The Bauhaus Building is almost 100 years old. Besides, it is a UNESCO World Heritage Site. Accordingly, it must be permanently maintained and regularly renovated. Also at present, the Bauhaus Building is being restored inside and outside. We try to keep the restrictions for visitors to a minimum. However, they cannot be completely avoided; but maybe you will see it as an opportunity: it is rare to see so vividly what it means to preserve a World Heritage Site.
The plaster on the base of the Bauhaus Building and also on the facade of the south staircase is being renewed. After the old plaster has been chipped off, new plaster will be applied. It is a special plaster containing parts of mica which indeed lets the Bauhaus Building shine in a special way.
Restoration of windows

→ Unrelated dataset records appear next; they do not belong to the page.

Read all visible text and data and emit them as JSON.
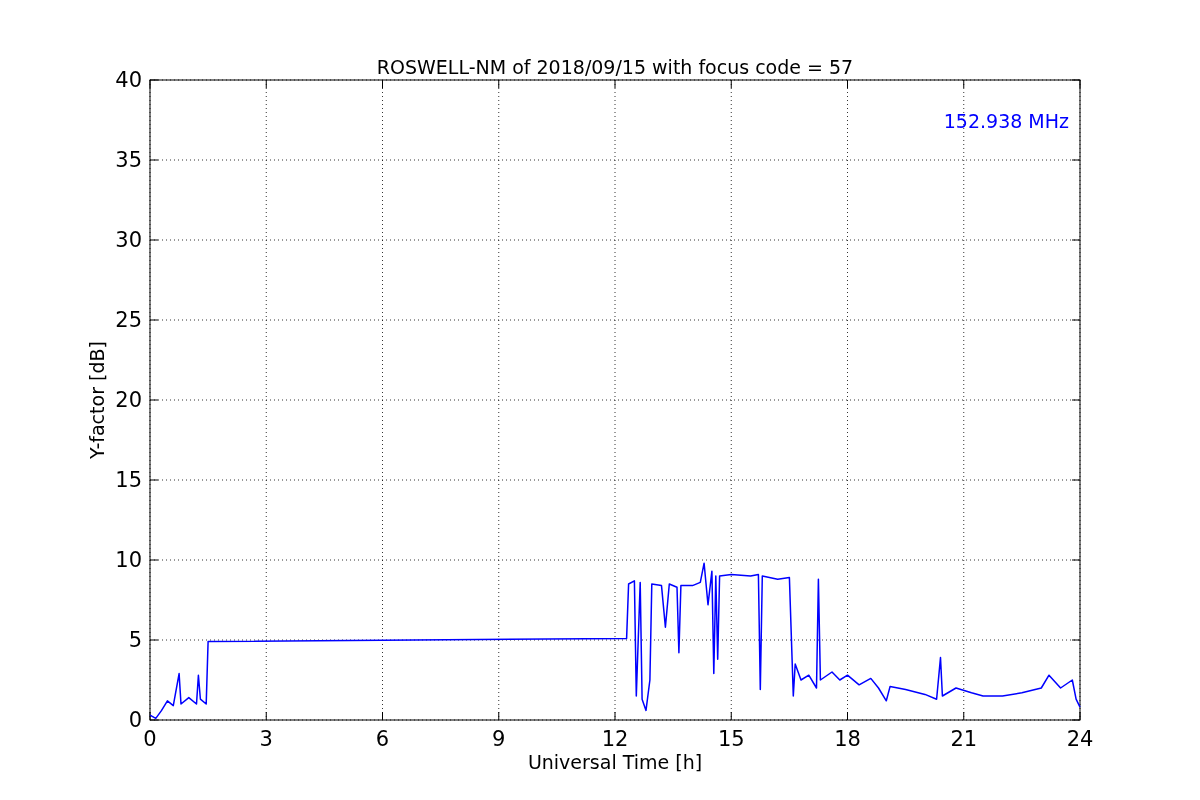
{
  "chart": {
    "chart_data": {
      "type": "line",
      "title": "ROSWELL-NM of 2018/09/15 with focus code = 57",
      "xlabel": "Universal Time [h]",
      "ylabel": "Y-factor [dB]",
      "xlim": [
        0,
        24
      ],
      "ylim": [
        0,
        40
      ],
      "xticks": [
        0,
        3,
        6,
        9,
        12,
        15,
        18,
        21,
        24
      ],
      "yticks": [
        0,
        5,
        10,
        15,
        20,
        25,
        30,
        35,
        40
      ],
      "x": [
        0,
        0.15,
        0.3,
        0.45,
        0.6,
        0.75,
        0.8,
        1.0,
        1.2,
        1.25,
        1.3,
        1.45,
        1.5,
        12.3,
        12.35,
        12.5,
        12.55,
        12.65,
        12.7,
        12.8,
        12.9,
        12.95,
        13.2,
        13.3,
        13.4,
        13.6,
        13.65,
        13.7,
        14.0,
        14.2,
        14.3,
        14.4,
        14.5,
        14.55,
        14.6,
        14.65,
        14.7,
        15.0,
        15.5,
        15.7,
        15.75,
        15.8,
        16.2,
        16.5,
        16.6,
        16.65,
        16.8,
        17.0,
        17.2,
        17.25,
        17.3,
        17.6,
        17.8,
        18.0,
        18.3,
        18.6,
        18.8,
        19.0,
        19.1,
        19.5,
        20.0,
        20.3,
        20.4,
        20.45,
        20.8,
        21.2,
        21.5,
        22.0,
        22.5,
        23.0,
        23.2,
        23.5,
        23.8,
        23.9,
        24.0
      ],
      "series": [
        {
          "name": "152.938 MHz",
          "color": "#0000ff",
          "values": [
            0.3,
            0.1,
            0.6,
            1.2,
            0.9,
            2.9,
            1.0,
            1.4,
            1.0,
            2.8,
            1.3,
            1.0,
            4.9,
            5.1,
            8.5,
            8.7,
            1.5,
            8.6,
            1.3,
            0.6,
            2.5,
            8.5,
            8.4,
            5.8,
            8.5,
            8.3,
            4.2,
            8.4,
            8.4,
            8.6,
            9.8,
            7.2,
            9.3,
            2.9,
            9.0,
            3.8,
            9.0,
            9.1,
            9.0,
            9.1,
            1.9,
            9.0,
            8.8,
            8.9,
            1.5,
            3.5,
            2.5,
            2.8,
            2.0,
            8.8,
            2.5,
            3.0,
            2.5,
            2.8,
            2.2,
            2.6,
            2.0,
            1.2,
            2.1,
            1.9,
            1.6,
            1.3,
            3.9,
            1.5,
            2.0,
            1.7,
            1.5,
            1.5,
            1.7,
            2.0,
            2.8,
            2.0,
            2.5,
            1.3,
            0.8
          ]
        }
      ],
      "grid": true
    }
  }
}
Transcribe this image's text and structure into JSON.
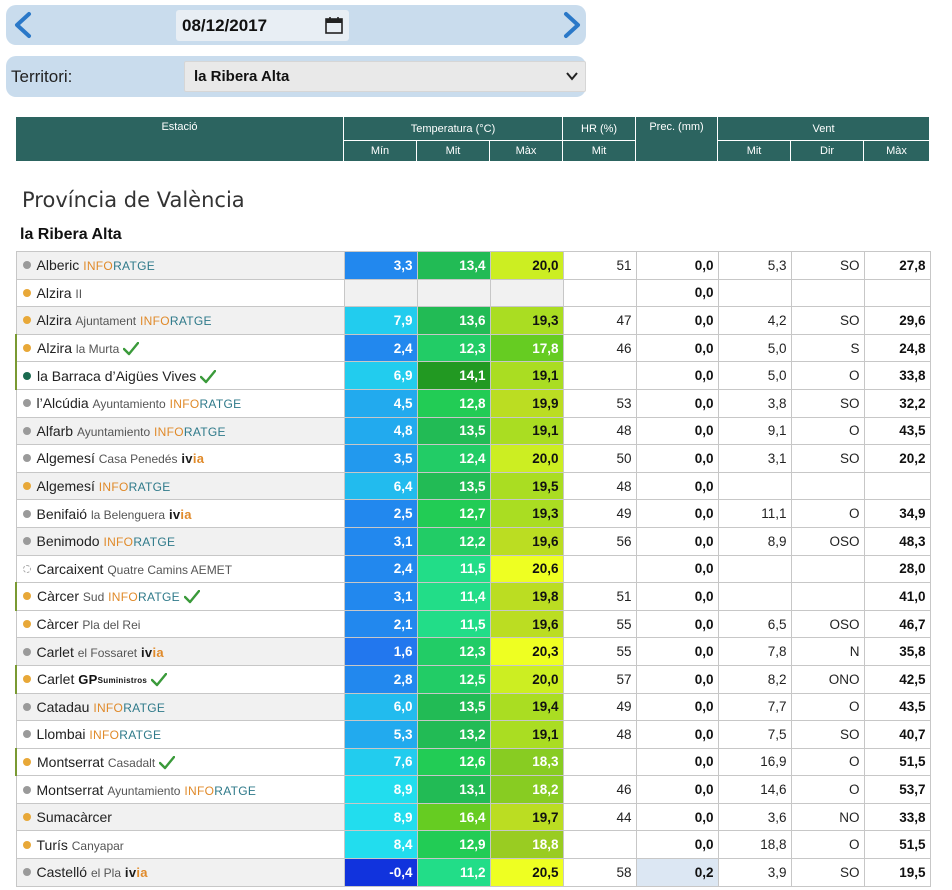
{
  "date": "08/12/2017",
  "territori_label": "Territori:",
  "territori_value": "la Ribera Alta",
  "headers": {
    "estacio": "Estació",
    "temp": "Temperatura (°C)",
    "hr": "HR (%)",
    "prec": "Prec. (mm)",
    "vent": "Vent",
    "min": "Mín",
    "mit": "Mit",
    "max": "Màx",
    "hr_mit": "Mit",
    "vent_mit": "Mit",
    "vent_dir": "Dir",
    "vent_max": "Màx"
  },
  "province": "Província de València",
  "region": "la Ribera Alta",
  "rows": [
    {
      "name": "Alberic",
      "sub": "",
      "src": "INFORATGE",
      "dot": "grey",
      "check": false,
      "hl": false,
      "tmin": "3,3",
      "tmit": "13,4",
      "tmax": "20,0",
      "hr": "51",
      "prec": "0,0",
      "vmit": "5,3",
      "dir": "SO",
      "vmax": "27,8",
      "cmin": "#2288ee",
      "cmit": "#22bb55",
      "cmax": "#ccee22"
    },
    {
      "name": "Alzira",
      "sub": "II",
      "src": "",
      "dot": "orange",
      "check": false,
      "hl": false,
      "tmin": "",
      "tmit": "",
      "tmax": "",
      "hr": "",
      "prec": "0,0",
      "vmit": "",
      "dir": "",
      "vmax": "",
      "cmin": "",
      "cmit": "",
      "cmax": ""
    },
    {
      "name": "Alzira",
      "sub": "Ajuntament",
      "src": "INFORATGE",
      "dot": "orange",
      "check": false,
      "hl": false,
      "tmin": "7,9",
      "tmit": "13,6",
      "tmax": "19,3",
      "hr": "47",
      "prec": "0,0",
      "vmit": "4,2",
      "dir": "SO",
      "vmax": "29,6",
      "cmin": "#22ccee",
      "cmit": "#22bb55",
      "cmax": "#aadd22"
    },
    {
      "name": "Alzira",
      "sub": "la Murta",
      "src": "",
      "dot": "orange",
      "check": true,
      "hl": true,
      "tmin": "2,4",
      "tmit": "12,3",
      "tmax": "17,8",
      "hr": "46",
      "prec": "0,0",
      "vmit": "5,0",
      "dir": "S",
      "vmax": "24,8",
      "cmin": "#2288ee",
      "cmit": "#22cc66",
      "cmax": "#66cc22"
    },
    {
      "name": "la Barraca d’Aigües Vives",
      "sub": "",
      "src": "",
      "dot": "green",
      "check": true,
      "hl": true,
      "tmin": "6,9",
      "tmit": "14,1",
      "tmax": "19,1",
      "hr": "",
      "prec": "0,0",
      "vmit": "5,0",
      "dir": "O",
      "vmax": "33,8",
      "cmin": "#22ccee",
      "cmit": "#229922",
      "cmax": "#aadd22"
    },
    {
      "name": "l’Alcúdia",
      "sub": "Ayuntamiento",
      "src": "INFORATGE",
      "dot": "grey",
      "check": false,
      "hl": false,
      "tmin": "4,5",
      "tmit": "12,8",
      "tmax": "19,9",
      "hr": "53",
      "prec": "0,0",
      "vmit": "3,8",
      "dir": "SO",
      "vmax": "32,2",
      "cmin": "#22aaee",
      "cmit": "#22cc55",
      "cmax": "#bbdd22"
    },
    {
      "name": "Alfarb",
      "sub": "Ayuntamiento",
      "src": "INFORATGE",
      "dot": "grey",
      "check": false,
      "hl": false,
      "tmin": "4,8",
      "tmit": "13,5",
      "tmax": "19,1",
      "hr": "48",
      "prec": "0,0",
      "vmit": "9,1",
      "dir": "O",
      "vmax": "43,5",
      "cmin": "#22aaee",
      "cmit": "#22bb55",
      "cmax": "#aadd22"
    },
    {
      "name": "Algemesí",
      "sub": "Casa Penedés",
      "src": "ivia",
      "dot": "grey",
      "check": false,
      "hl": false,
      "tmin": "3,5",
      "tmit": "12,4",
      "tmax": "20,0",
      "hr": "50",
      "prec": "0,0",
      "vmit": "3,1",
      "dir": "SO",
      "vmax": "20,2",
      "cmin": "#2299ee",
      "cmit": "#22cc66",
      "cmax": "#ccee22"
    },
    {
      "name": "Algemesí",
      "sub": "",
      "src": "INFORATGE",
      "dot": "orange",
      "check": false,
      "hl": false,
      "tmin": "6,4",
      "tmit": "13,5",
      "tmax": "19,5",
      "hr": "48",
      "prec": "0,0",
      "vmit": "",
      "dir": "",
      "vmax": "",
      "cmin": "#22bbee",
      "cmit": "#22bb55",
      "cmax": "#aadd22"
    },
    {
      "name": "Benifaió",
      "sub": "la Belenguera",
      "src": "ivia",
      "dot": "grey",
      "check": false,
      "hl": false,
      "tmin": "2,5",
      "tmit": "12,7",
      "tmax": "19,3",
      "hr": "49",
      "prec": "0,0",
      "vmit": "11,1",
      "dir": "O",
      "vmax": "34,9",
      "cmin": "#2288ee",
      "cmit": "#22cc55",
      "cmax": "#aadd22"
    },
    {
      "name": "Benimodo",
      "sub": "",
      "src": "INFORATGE",
      "dot": "grey",
      "check": false,
      "hl": false,
      "tmin": "3,1",
      "tmit": "12,2",
      "tmax": "19,6",
      "hr": "56",
      "prec": "0,0",
      "vmit": "8,9",
      "dir": "OSO",
      "vmax": "48,3",
      "cmin": "#2288ee",
      "cmit": "#22cc66",
      "cmax": "#bbdd22"
    },
    {
      "name": "Carcaixent",
      "sub": "Quatre Camins AEMET",
      "src": "",
      "dot": "dashed",
      "check": false,
      "hl": false,
      "tmin": "2,4",
      "tmit": "11,5",
      "tmax": "20,6",
      "hr": "",
      "prec": "0,0",
      "vmit": "",
      "dir": "",
      "vmax": "28,0",
      "cmin": "#2288ee",
      "cmit": "#22dd88",
      "cmax": "#eeff22"
    },
    {
      "name": "Càrcer",
      "sub": "Sud",
      "src": "INFORATGE",
      "dot": "orange",
      "check": true,
      "hl": true,
      "tmin": "3,1",
      "tmit": "11,4",
      "tmax": "19,8",
      "hr": "51",
      "prec": "0,0",
      "vmit": "",
      "dir": "",
      "vmax": "41,0",
      "cmin": "#2288ee",
      "cmit": "#22dd88",
      "cmax": "#bbdd22"
    },
    {
      "name": "Càrcer",
      "sub": "Pla del Rei",
      "src": "",
      "dot": "orange",
      "check": false,
      "hl": false,
      "tmin": "2,1",
      "tmit": "11,5",
      "tmax": "19,6",
      "hr": "55",
      "prec": "0,0",
      "vmit": "6,5",
      "dir": "OSO",
      "vmax": "46,7",
      "cmin": "#2288ee",
      "cmit": "#22dd88",
      "cmax": "#bbdd22"
    },
    {
      "name": "Carlet",
      "sub": "el Fossaret",
      "src": "ivia",
      "dot": "grey",
      "check": false,
      "hl": false,
      "tmin": "1,6",
      "tmit": "12,3",
      "tmax": "20,3",
      "hr": "55",
      "prec": "0,0",
      "vmit": "7,8",
      "dir": "N",
      "vmax": "35,8",
      "cmin": "#2277ee",
      "cmit": "#22cc66",
      "cmax": "#eeff22"
    },
    {
      "name": "Carlet",
      "sub": "",
      "src": "GP",
      "dot": "orange",
      "check": true,
      "hl": true,
      "tmin": "2,8",
      "tmit": "12,5",
      "tmax": "20,0",
      "hr": "57",
      "prec": "0,0",
      "vmit": "8,2",
      "dir": "ONO",
      "vmax": "42,5",
      "cmin": "#2288ee",
      "cmit": "#22cc66",
      "cmax": "#ccee22"
    },
    {
      "name": "Catadau",
      "sub": "",
      "src": "INFORATGE",
      "dot": "grey",
      "check": false,
      "hl": false,
      "tmin": "6,0",
      "tmit": "13,5",
      "tmax": "19,4",
      "hr": "49",
      "prec": "0,0",
      "vmit": "7,7",
      "dir": "O",
      "vmax": "43,5",
      "cmin": "#22bbee",
      "cmit": "#22bb55",
      "cmax": "#aadd22"
    },
    {
      "name": "Llombai",
      "sub": "",
      "src": "INFORATGE",
      "dot": "grey",
      "check": false,
      "hl": false,
      "tmin": "5,3",
      "tmit": "13,2",
      "tmax": "19,1",
      "hr": "48",
      "prec": "0,0",
      "vmit": "7,5",
      "dir": "SO",
      "vmax": "40,7",
      "cmin": "#22aaee",
      "cmit": "#22bb55",
      "cmax": "#aadd22"
    },
    {
      "name": "Montserrat",
      "sub": "Casadalt",
      "src": "",
      "dot": "orange",
      "check": true,
      "hl": true,
      "tmin": "7,6",
      "tmit": "12,6",
      "tmax": "18,3",
      "hr": "",
      "prec": "0,0",
      "vmit": "16,9",
      "dir": "O",
      "vmax": "51,5",
      "cmin": "#22ccee",
      "cmit": "#22cc55",
      "cmax": "#88cc22"
    },
    {
      "name": "Montserrat",
      "sub": "Ayuntamiento",
      "src": "INFORATGE",
      "dot": "grey",
      "check": false,
      "hl": false,
      "tmin": "8,9",
      "tmit": "13,1",
      "tmax": "18,2",
      "hr": "46",
      "prec": "0,0",
      "vmit": "14,6",
      "dir": "O",
      "vmax": "53,7",
      "cmin": "#22ddee",
      "cmit": "#22bb55",
      "cmax": "#88cc22"
    },
    {
      "name": "Sumacàrcer",
      "sub": "",
      "src": "",
      "dot": "orange",
      "check": false,
      "hl": false,
      "tmin": "8,9",
      "tmit": "16,4",
      "tmax": "19,7",
      "hr": "44",
      "prec": "0,0",
      "vmit": "3,6",
      "dir": "NO",
      "vmax": "33,8",
      "cmin": "#22ddee",
      "cmit": "#66cc22",
      "cmax": "#bbdd22"
    },
    {
      "name": "Turís",
      "sub": "Canyapar",
      "src": "",
      "dot": "orange",
      "check": false,
      "hl": false,
      "tmin": "8,4",
      "tmit": "12,9",
      "tmax": "18,8",
      "hr": "",
      "prec": "0,0",
      "vmit": "18,8",
      "dir": "O",
      "vmax": "51,5",
      "cmin": "#22ddee",
      "cmit": "#22cc55",
      "cmax": "#99cc22"
    },
    {
      "name": "Castelló",
      "sub": "el Pla",
      "src": "ivia",
      "dot": "grey",
      "check": false,
      "hl": false,
      "tmin": "-0,4",
      "tmit": "11,2",
      "tmax": "20,5",
      "hr": "58",
      "prec": "0,2",
      "vmit": "3,9",
      "dir": "SO",
      "vmax": "19,5",
      "cmin": "#1133dd",
      "cmit": "#22dd88",
      "cmax": "#eeff22"
    }
  ]
}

A few of the windows in the Bauhaus Building date back to the time when it was built. This is also the case in the souterrain. All the windows there are currently being repaired and repainted. This will result in temporary restrictions for visitors in the area of the Archaeology of Modernism exhibition.
The metal sheets at the edges of the roof – the so-called attic sheets – are being renewed. The attic is the extension of the outer wall and connects with the flat roof. The flashings cover the upper edge of the outer wall and protect it from the weather. In addition, they are the top layer to prevent water from penetrating the roof structure.
In some of the guest rooms in the studio building, the historic stone-wood screed is being repaired. These floors, which are now almost 100 years old, require renovation and subsequent maintenance in order to preserve this material for future generations. Especially cracks are visible to everybody. They visually disturb the homogeneity of the surface and can also lead to massive lasting damage to the material. Moisture can penetrate the screed and decompose its structure which can lead to considerable loss of material and thus substance. Now, after preparatory work, these cracks are filled with colour-matched material and thus sealed, so that further penetration of moisture and material destruction are prevented.
With the help of the scaffolding on the studio building, crack monitors have been attached to the west facade. Over the course of one year, these monitors, in conjunction with weather data from the German Meteorological Service, will provide information about the relationship between climatic conditions and crack behaviour.